I get that. I’m tired too, at least some of the time. With a church, a wife, and four kids. . . not to mention the dog (oh, the dog!), I have to be very deliberate about getting my rest.

Contrary to popular opinion, rest is a good thing. My grandmother used to fall asleep in her armchair every afternoon, but then later would deny it. She’d say, “I wasn’t sleeping. I just closed my eyes for a minute.” She WAS sleeping, but naps to her were a sign of weakness.

Our bodies need rest. Rest is a gift. It reminds us that we are not God and it forces us to relinquish control of our lives, if only for a few minutes.

The Bible talks a lot about rest. Here are just a few thoughts:

1.  Sabbath. One of the Ten Commandments is to remember the Sabbath and to keep it holy. Easier said than done, I realize, but even God himself rested on the seventh day in Genesis. If God needs a rest, so do we. If you’re not routinely taking a day for the Lord and the people in your life, you’re not only disobeying God, but you’re asking for trouble. Tired people do stupid things. Just ask any toddler.

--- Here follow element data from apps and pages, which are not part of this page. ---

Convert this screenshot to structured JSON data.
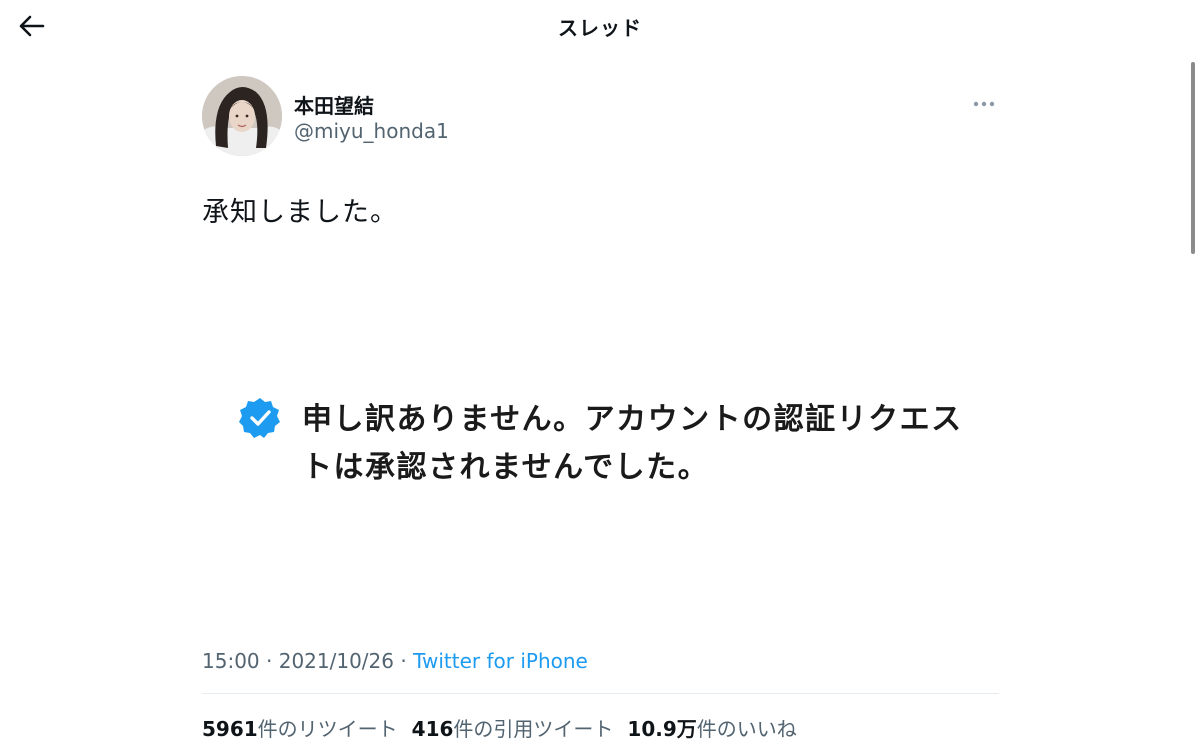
{
  "header": {
    "title": "スレッド",
    "back_icon": "arrow-left-icon"
  },
  "tweet": {
    "display_name": "本田望結",
    "handle": "@miyu_honda1",
    "more_icon": "more-horizontal-icon",
    "text": "承知しました。",
    "media": {
      "badge_icon": "verified-badge-icon",
      "badge_color": "#1d9bf0",
      "text": "申し訳ありません。アカウントの認証リクエストは承認されませんでした。"
    },
    "time": "15:00",
    "date": "2021/10/26",
    "separator": "·",
    "source": "Twitter for iPhone"
  },
  "stats": {
    "retweets_count": "5961",
    "retweets_label": "件のリツイート",
    "quotes_count": "416",
    "quotes_label": "件の引用ツイート",
    "likes_count": "10.9万",
    "likes_label": "件のいいね"
  },
  "colors": {
    "accent": "#1d9bf0",
    "secondary_text": "#536471",
    "primary_text": "#0f1419"
  }
}
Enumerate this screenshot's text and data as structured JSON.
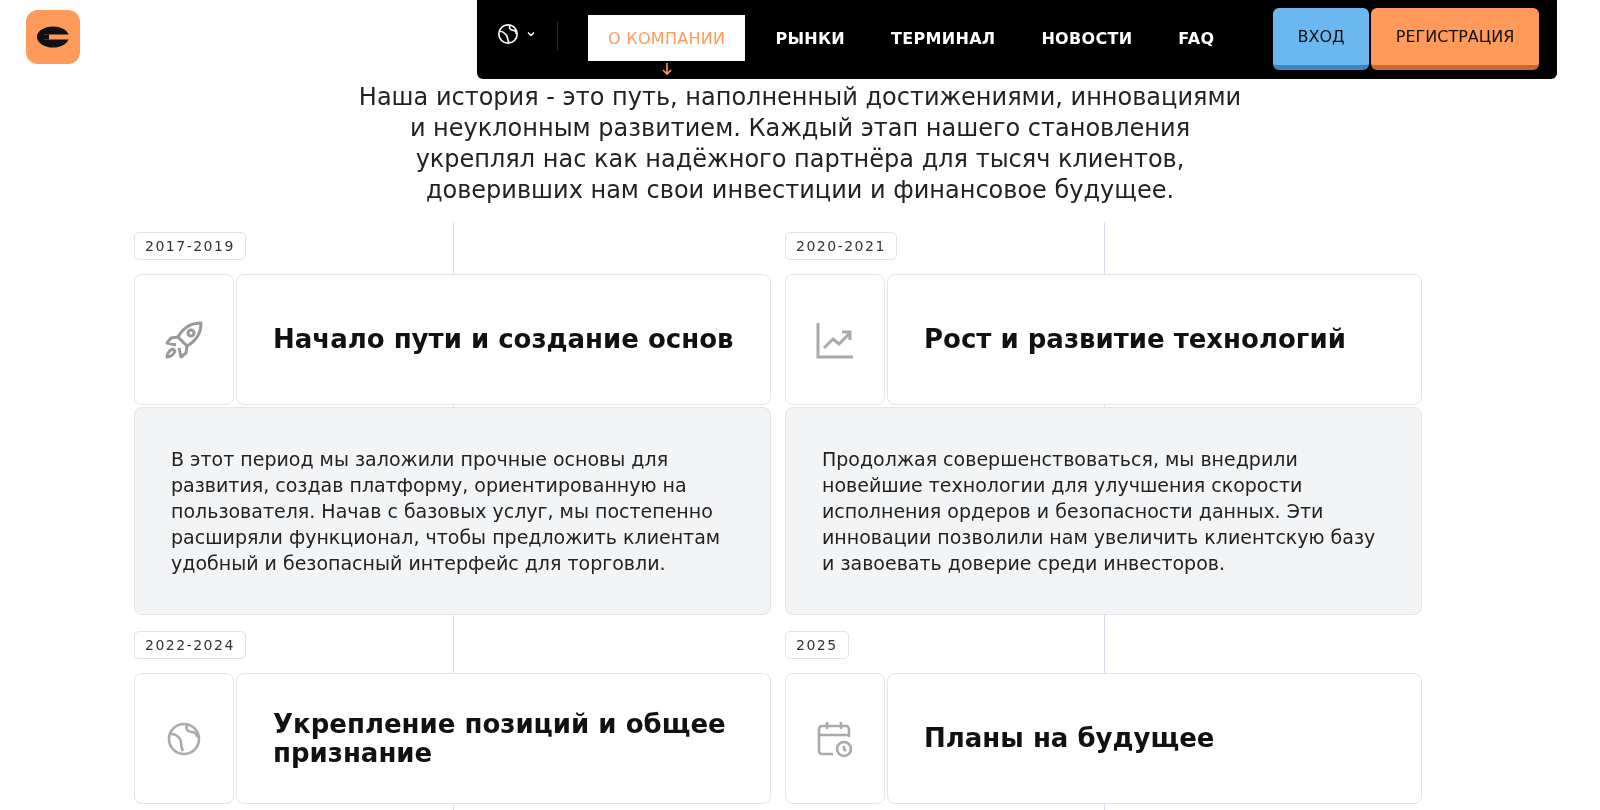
{
  "nav": {
    "items": [
      {
        "label": "О КОМПАНИИ",
        "selected": true
      },
      {
        "label": "РЫНКИ",
        "selected": false
      },
      {
        "label": "ТЕРМИНАЛ",
        "selected": false
      },
      {
        "label": "НОВОСТИ",
        "selected": false
      },
      {
        "label": "FAQ",
        "selected": false
      }
    ],
    "login": "ВХОД",
    "register": "РЕГИСТРАЦИЯ"
  },
  "intro": "Наша история - это путь, наполненный достижениями, инновациями и неуклонным развитием. Каждый этап нашего становления укреплял нас как надёжного партнёра для тысяч клиентов, доверивших нам свои инвестиции и финансовое будущее.",
  "timeline": [
    {
      "period": "2017-2019",
      "kind": "rocket",
      "title": "Начало пути и создание основ",
      "text": "В этот период мы заложили прочные основы для развития, создав платформу, ориентированную на пользователя. Начав с базовых услуг, мы постепенно расширяли функционал, чтобы предложить клиентам удобный и безопасный интерфейс для торговли."
    },
    {
      "period": "2020-2021",
      "kind": "chart",
      "title": "Рост и развитие технологий",
      "text": "Продолжая совершенствоваться, мы внедрили новейшие технологии для улучшения скорости исполнения ордеров и безопасности данных. Эти инновации позволили нам увеличить клиентскую базу и завоевать доверие среди инвесторов."
    },
    {
      "period": "2022-2024",
      "kind": "globe",
      "title": "Укрепление позиций и общее признание"
    },
    {
      "period": "2025",
      "kind": "calendar",
      "title": "Планы на будущее"
    }
  ]
}
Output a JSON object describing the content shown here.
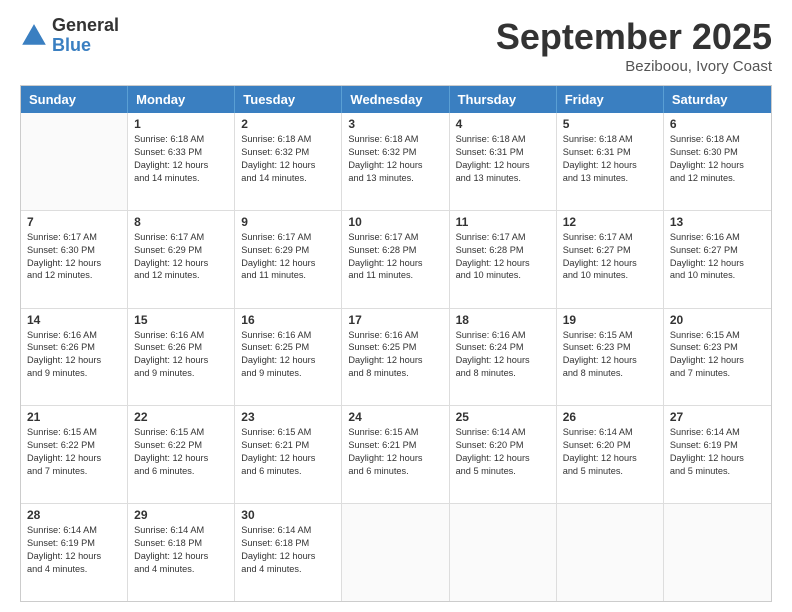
{
  "logo": {
    "general": "General",
    "blue": "Blue"
  },
  "header": {
    "month": "September 2025",
    "location": "Beziboou, Ivory Coast"
  },
  "days": [
    "Sunday",
    "Monday",
    "Tuesday",
    "Wednesday",
    "Thursday",
    "Friday",
    "Saturday"
  ],
  "weeks": [
    [
      {
        "day": "",
        "content": ""
      },
      {
        "day": "1",
        "content": "Sunrise: 6:18 AM\nSunset: 6:33 PM\nDaylight: 12 hours\nand 14 minutes."
      },
      {
        "day": "2",
        "content": "Sunrise: 6:18 AM\nSunset: 6:32 PM\nDaylight: 12 hours\nand 14 minutes."
      },
      {
        "day": "3",
        "content": "Sunrise: 6:18 AM\nSunset: 6:32 PM\nDaylight: 12 hours\nand 13 minutes."
      },
      {
        "day": "4",
        "content": "Sunrise: 6:18 AM\nSunset: 6:31 PM\nDaylight: 12 hours\nand 13 minutes."
      },
      {
        "day": "5",
        "content": "Sunrise: 6:18 AM\nSunset: 6:31 PM\nDaylight: 12 hours\nand 13 minutes."
      },
      {
        "day": "6",
        "content": "Sunrise: 6:18 AM\nSunset: 6:30 PM\nDaylight: 12 hours\nand 12 minutes."
      }
    ],
    [
      {
        "day": "7",
        "content": "Sunrise: 6:17 AM\nSunset: 6:30 PM\nDaylight: 12 hours\nand 12 minutes."
      },
      {
        "day": "8",
        "content": "Sunrise: 6:17 AM\nSunset: 6:29 PM\nDaylight: 12 hours\nand 12 minutes."
      },
      {
        "day": "9",
        "content": "Sunrise: 6:17 AM\nSunset: 6:29 PM\nDaylight: 12 hours\nand 11 minutes."
      },
      {
        "day": "10",
        "content": "Sunrise: 6:17 AM\nSunset: 6:28 PM\nDaylight: 12 hours\nand 11 minutes."
      },
      {
        "day": "11",
        "content": "Sunrise: 6:17 AM\nSunset: 6:28 PM\nDaylight: 12 hours\nand 10 minutes."
      },
      {
        "day": "12",
        "content": "Sunrise: 6:17 AM\nSunset: 6:27 PM\nDaylight: 12 hours\nand 10 minutes."
      },
      {
        "day": "13",
        "content": "Sunrise: 6:16 AM\nSunset: 6:27 PM\nDaylight: 12 hours\nand 10 minutes."
      }
    ],
    [
      {
        "day": "14",
        "content": "Sunrise: 6:16 AM\nSunset: 6:26 PM\nDaylight: 12 hours\nand 9 minutes."
      },
      {
        "day": "15",
        "content": "Sunrise: 6:16 AM\nSunset: 6:26 PM\nDaylight: 12 hours\nand 9 minutes."
      },
      {
        "day": "16",
        "content": "Sunrise: 6:16 AM\nSunset: 6:25 PM\nDaylight: 12 hours\nand 9 minutes."
      },
      {
        "day": "17",
        "content": "Sunrise: 6:16 AM\nSunset: 6:25 PM\nDaylight: 12 hours\nand 8 minutes."
      },
      {
        "day": "18",
        "content": "Sunrise: 6:16 AM\nSunset: 6:24 PM\nDaylight: 12 hours\nand 8 minutes."
      },
      {
        "day": "19",
        "content": "Sunrise: 6:15 AM\nSunset: 6:23 PM\nDaylight: 12 hours\nand 8 minutes."
      },
      {
        "day": "20",
        "content": "Sunrise: 6:15 AM\nSunset: 6:23 PM\nDaylight: 12 hours\nand 7 minutes."
      }
    ],
    [
      {
        "day": "21",
        "content": "Sunrise: 6:15 AM\nSunset: 6:22 PM\nDaylight: 12 hours\nand 7 minutes."
      },
      {
        "day": "22",
        "content": "Sunrise: 6:15 AM\nSunset: 6:22 PM\nDaylight: 12 hours\nand 6 minutes."
      },
      {
        "day": "23",
        "content": "Sunrise: 6:15 AM\nSunset: 6:21 PM\nDaylight: 12 hours\nand 6 minutes."
      },
      {
        "day": "24",
        "content": "Sunrise: 6:15 AM\nSunset: 6:21 PM\nDaylight: 12 hours\nand 6 minutes."
      },
      {
        "day": "25",
        "content": "Sunrise: 6:14 AM\nSunset: 6:20 PM\nDaylight: 12 hours\nand 5 minutes."
      },
      {
        "day": "26",
        "content": "Sunrise: 6:14 AM\nSunset: 6:20 PM\nDaylight: 12 hours\nand 5 minutes."
      },
      {
        "day": "27",
        "content": "Sunrise: 6:14 AM\nSunset: 6:19 PM\nDaylight: 12 hours\nand 5 minutes."
      }
    ],
    [
      {
        "day": "28",
        "content": "Sunrise: 6:14 AM\nSunset: 6:19 PM\nDaylight: 12 hours\nand 4 minutes."
      },
      {
        "day": "29",
        "content": "Sunrise: 6:14 AM\nSunset: 6:18 PM\nDaylight: 12 hours\nand 4 minutes."
      },
      {
        "day": "30",
        "content": "Sunrise: 6:14 AM\nSunset: 6:18 PM\nDaylight: 12 hours\nand 4 minutes."
      },
      {
        "day": "",
        "content": ""
      },
      {
        "day": "",
        "content": ""
      },
      {
        "day": "",
        "content": ""
      },
      {
        "day": "",
        "content": ""
      }
    ]
  ]
}
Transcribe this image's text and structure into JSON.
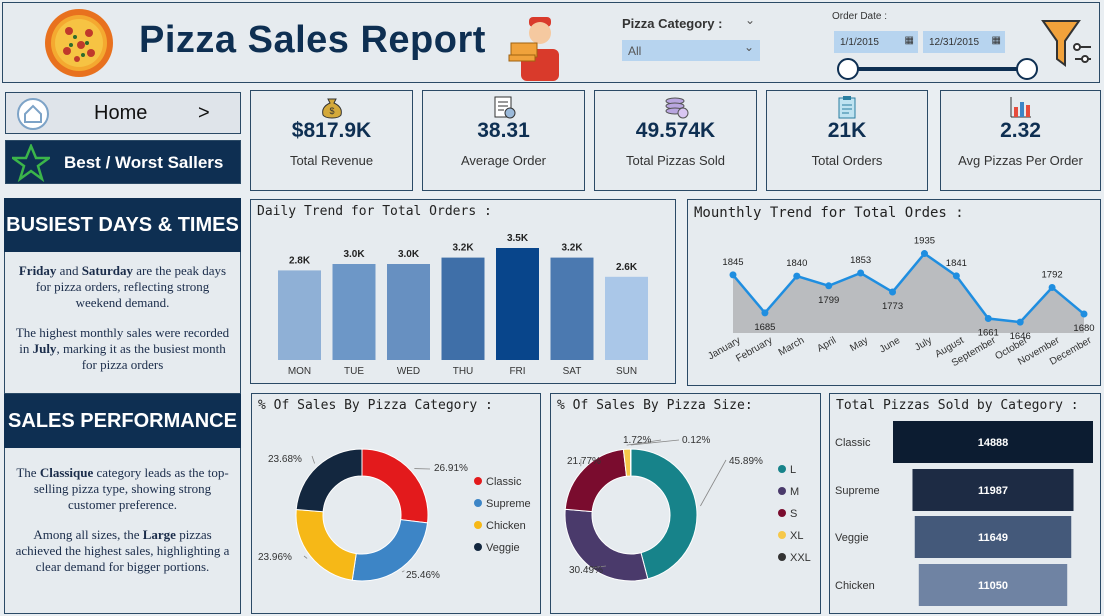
{
  "header": {
    "title": "Pizza Sales Report",
    "category_label": "Pizza Category :",
    "category_value": "All",
    "date_label": "Order Date :",
    "date_start": "1/1/2015",
    "date_end": "12/31/2015"
  },
  "sidebar": {
    "home_label": "Home",
    "home_arrow": ">",
    "best_worst_label": "Best / Worst Sallers",
    "busiest_heading": "BUSIEST DAYS & TIMES",
    "busiest_p1_a": "Friday",
    "busiest_p1_b": " and ",
    "busiest_p1_c": "Saturday",
    "busiest_p1_d": " are the peak days for pizza orders, reflecting strong weekend demand.",
    "busiest_p2_a": "The highest monthly sales were recorded in ",
    "busiest_p2_b": "July",
    "busiest_p2_c": ", marking it as the busiest month for pizza orders",
    "performance_heading": "SALES PERFORMANCE",
    "perf_p1_a": "The ",
    "perf_p1_b": "Classique",
    "perf_p1_c": " category leads as the top-selling pizza type, showing strong customer preference.",
    "perf_p2_a": "Among all sizes, the ",
    "perf_p2_b": "Large",
    "perf_p2_c": " pizzas achieved the highest sales, highlighting a clear demand for bigger portions."
  },
  "kpis": [
    {
      "value": "$817.9K",
      "label": "Total Revenue",
      "icon": "money-bag-icon"
    },
    {
      "value": "38.31",
      "label": "Average Order",
      "icon": "receipt-icon"
    },
    {
      "value": "49.574K",
      "label": "Total Pizzas Sold",
      "icon": "pizza-stack-icon"
    },
    {
      "value": "21K",
      "label": "Total Orders",
      "icon": "clipboard-icon"
    },
    {
      "value": "2.32",
      "label": "Avg Pizzas Per Order",
      "icon": "bar-chart-icon"
    }
  ],
  "colors": {
    "navy": "#0e2f52",
    "line_blue": "#1f8ee0",
    "area_gray": "#b5b7b9",
    "classic": "#e31a1c",
    "supreme": "#3d85c6",
    "chicken": "#f6b817",
    "veggie": "#13273f",
    "size_L": "#17838a",
    "size_M": "#4a3a6b",
    "size_S": "#7a0c2e",
    "size_XL": "#f6c84a",
    "size_XXL": "#333333"
  },
  "chart_data": [
    {
      "type": "bar",
      "title": "Daily Trend for Total Orders :",
      "categories": [
        "MON",
        "TUE",
        "WED",
        "THU",
        "FRI",
        "SAT",
        "SUN"
      ],
      "values": [
        2.8,
        3.0,
        3.0,
        3.2,
        3.5,
        3.2,
        2.6
      ],
      "labels": [
        "2.8K",
        "3.0K",
        "3.0K",
        "3.2K",
        "3.5K",
        "3.2K",
        "2.6K"
      ],
      "colors": [
        "#8fb0d6",
        "#6d97c7",
        "#6790c1",
        "#3f6fa8",
        "#08458b",
        "#4b79b0",
        "#aac7e8"
      ],
      "ylim": [
        0,
        3.5
      ]
    },
    {
      "type": "area",
      "title": "Mounthly Trend for Total Ordes :",
      "categories": [
        "January",
        "February",
        "March",
        "April",
        "May",
        "June",
        "July",
        "August",
        "September",
        "October",
        "November",
        "December"
      ],
      "values": [
        1845,
        1685,
        1840,
        1799,
        1853,
        1773,
        1935,
        1841,
        1661,
        1646,
        1792,
        1680
      ],
      "ylim": [
        1600,
        1950
      ]
    },
    {
      "type": "pie",
      "title": "% Of Sales By Pizza Category :",
      "categories": [
        "Classic",
        "Supreme",
        "Chicken",
        "Veggie"
      ],
      "values": [
        26.91,
        25.46,
        23.96,
        23.68
      ],
      "labels": [
        "26.91%",
        "25.46%",
        "23.96%",
        "23.68%"
      ]
    },
    {
      "type": "pie",
      "title": "% Of Sales By Pizza Size:",
      "categories": [
        "L",
        "M",
        "S",
        "XL",
        "XXL"
      ],
      "values": [
        45.89,
        30.49,
        21.77,
        1.72,
        0.12
      ],
      "labels": [
        "45.89%",
        "30.49%",
        "21.77%",
        "1.72%",
        "0.12%"
      ]
    },
    {
      "type": "bar",
      "title": "Total Pizzas Sold by Category :",
      "categories": [
        "Classic",
        "Supreme",
        "Veggie",
        "Chicken"
      ],
      "values": [
        14888,
        11987,
        11649,
        11050
      ],
      "colors": [
        "#0c1c31",
        "#1d2b44",
        "#44597a",
        "#6f83a3"
      ],
      "xlim": [
        0,
        14888
      ]
    }
  ]
}
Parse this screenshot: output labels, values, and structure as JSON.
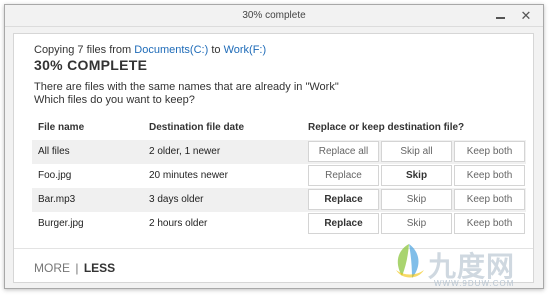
{
  "window": {
    "title": "30% complete",
    "minimize_icon": "minimize-icon",
    "close_glyph": "✕",
    "close_icon": "close-icon"
  },
  "copy": {
    "prefix": "Copying 7 files from",
    "source": "Documents(C:)",
    "to": "to",
    "destination": "Work(F:)"
  },
  "progress": {
    "label": "30% COMPLETE",
    "percent": 30
  },
  "message": {
    "line1": "There are files with the same names that are already in \"Work\"",
    "line2": "Which files do you want to keep?"
  },
  "table": {
    "headers": [
      "File name",
      "Destination file date",
      "Replace or keep destination file?"
    ],
    "rows": [
      {
        "name": "All files",
        "date": "2 older, 1 newer",
        "options": [
          "Replace all",
          "Skip all",
          "Keep both"
        ]
      },
      {
        "name": "Foo.jpg",
        "date": "20 minutes newer",
        "options": [
          "Replace",
          "Skip",
          "Keep both"
        ]
      },
      {
        "name": "Bar.mp3",
        "date": "3 days older",
        "options": [
          "Replace",
          "Skip",
          "Keep both"
        ]
      },
      {
        "name": "Burger.jpg",
        "date": "2 hours older",
        "options": [
          "Replace",
          "Skip",
          "Keep both"
        ]
      }
    ]
  },
  "footer": {
    "more": "MORE",
    "separator": "|",
    "less": "LESS"
  },
  "watermark": {
    "text": "九度网",
    "url": "WWW.9DUW.COM",
    "colors": {
      "green": "#8cc63f",
      "blue": "#4aa3df"
    }
  }
}
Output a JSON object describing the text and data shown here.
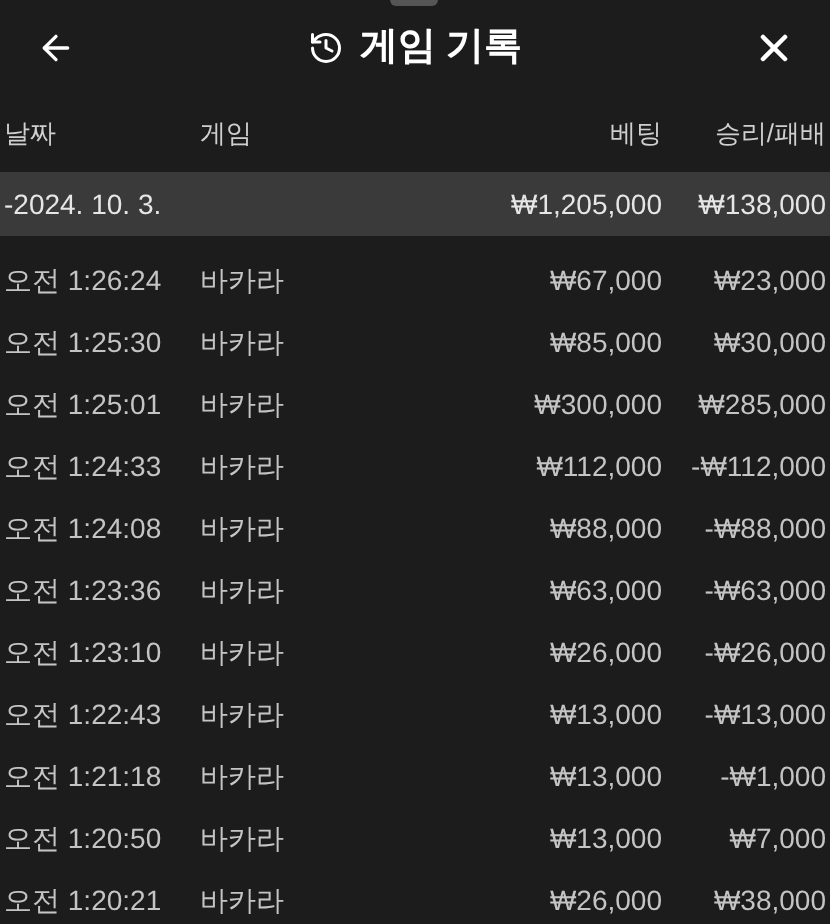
{
  "header": {
    "title": "게임 기록"
  },
  "table": {
    "columns": [
      "날짜",
      "게임",
      "베팅",
      "승리/패배"
    ],
    "group": {
      "date": "-2024. 10. 3.",
      "bet": "₩1,205,000",
      "result": "₩138,000"
    },
    "rows": [
      {
        "time": "오전 1:26:24",
        "game": "바카라",
        "bet": "₩67,000",
        "result": "₩23,000"
      },
      {
        "time": "오전 1:25:30",
        "game": "바카라",
        "bet": "₩85,000",
        "result": "₩30,000"
      },
      {
        "time": "오전 1:25:01",
        "game": "바카라",
        "bet": "₩300,000",
        "result": "₩285,000"
      },
      {
        "time": "오전 1:24:33",
        "game": "바카라",
        "bet": "₩112,000",
        "result": "-₩112,000"
      },
      {
        "time": "오전 1:24:08",
        "game": "바카라",
        "bet": "₩88,000",
        "result": "-₩88,000"
      },
      {
        "time": "오전 1:23:36",
        "game": "바카라",
        "bet": "₩63,000",
        "result": "-₩63,000"
      },
      {
        "time": "오전 1:23:10",
        "game": "바카라",
        "bet": "₩26,000",
        "result": "-₩26,000"
      },
      {
        "time": "오전 1:22:43",
        "game": "바카라",
        "bet": "₩13,000",
        "result": "-₩13,000"
      },
      {
        "time": "오전 1:21:18",
        "game": "바카라",
        "bet": "₩13,000",
        "result": "-₩1,000"
      },
      {
        "time": "오전 1:20:50",
        "game": "바카라",
        "bet": "₩13,000",
        "result": "₩7,000"
      },
      {
        "time": "오전 1:20:21",
        "game": "바카라",
        "bet": "₩26,000",
        "result": "₩38,000"
      }
    ]
  }
}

The Sabbath isn’t for shopping or yard work or cleaning house. Those things can wait. The Sabbath is for resting, enjoying the Lord, and loving the people in your life. Take it! Make it holy. Set it apart. Stay up late the night before and get things done if you have to. After that, just rest. Your future depends on it. I do my very best to take off one full day a week for rest, renewal, and relaxation and I invite my family and staff to do the same.

2. Year of Jubilee. The Israelites took a rest every seven years. Slaves were freed. Debts were forgiven. Even traditional farming came to a screeching halt for an entire year. Hard to imagine, isn’t it?

In our culture, we talk about the seven-year itch. Something happens at that seven year mark. Marriages grow cold. Jobs become boring. And while you can’t very likely take a whole year off, it is smart to take longer seasons of rest periodically. Without those periods, you run the risk of things falling apart. Life become routine and the eye starts to wander.

My wife and I go away at least once a year. Most of the time it’s local. Sometimes it’s farther away. It doesn’t matter. God shows up every time and renews our marriage. In the summers, I’m fortunate enough to take several weeks away from the daily grind of church work. That’s not always an easy thing for me to do, but I do it anyway. It’s a discipline. Those weeks off give space for God to do what he needs to do in me so I can go forward as a better pastor, husband, and dad.

3. The Sabbath was made for man, not man for the Sabbath. God made rest for our benefit more than his. Life can weigh us down and sometimes the only cure to a difficult situation, I’ve found, is rest. Don’t turn the Sabbath into a burden—something else to do. No, enjoy the Sabbath as a gift from God. He knows what you need. So, quit fighting him and let him give it to you.

Bottom line, if you’re tired, REST. Rest in the Lord. There’s no shame in taking a nap or just sitting around the house reading a book or even watching an uplifting movie. Drop the kids at mom and dad’s house. Breathe a little. Stop and smell the roses. Pray. That may be just what the doctor ordered.

Close